• _EXERCISE_
What is the number of lines in the following data that contain "icon"? Answer with the number alone.

Excerpts from an interface dataset
%%
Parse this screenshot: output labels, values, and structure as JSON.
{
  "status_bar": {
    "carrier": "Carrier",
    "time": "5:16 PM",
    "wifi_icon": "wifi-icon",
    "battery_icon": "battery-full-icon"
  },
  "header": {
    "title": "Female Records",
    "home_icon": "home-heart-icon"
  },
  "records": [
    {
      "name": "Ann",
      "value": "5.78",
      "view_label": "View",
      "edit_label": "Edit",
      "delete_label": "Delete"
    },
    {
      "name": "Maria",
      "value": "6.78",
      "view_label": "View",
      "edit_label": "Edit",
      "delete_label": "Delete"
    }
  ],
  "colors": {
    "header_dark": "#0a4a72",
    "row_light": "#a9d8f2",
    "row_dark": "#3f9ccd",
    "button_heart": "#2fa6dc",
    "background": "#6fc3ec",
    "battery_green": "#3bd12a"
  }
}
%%
• _SOLUTION_
3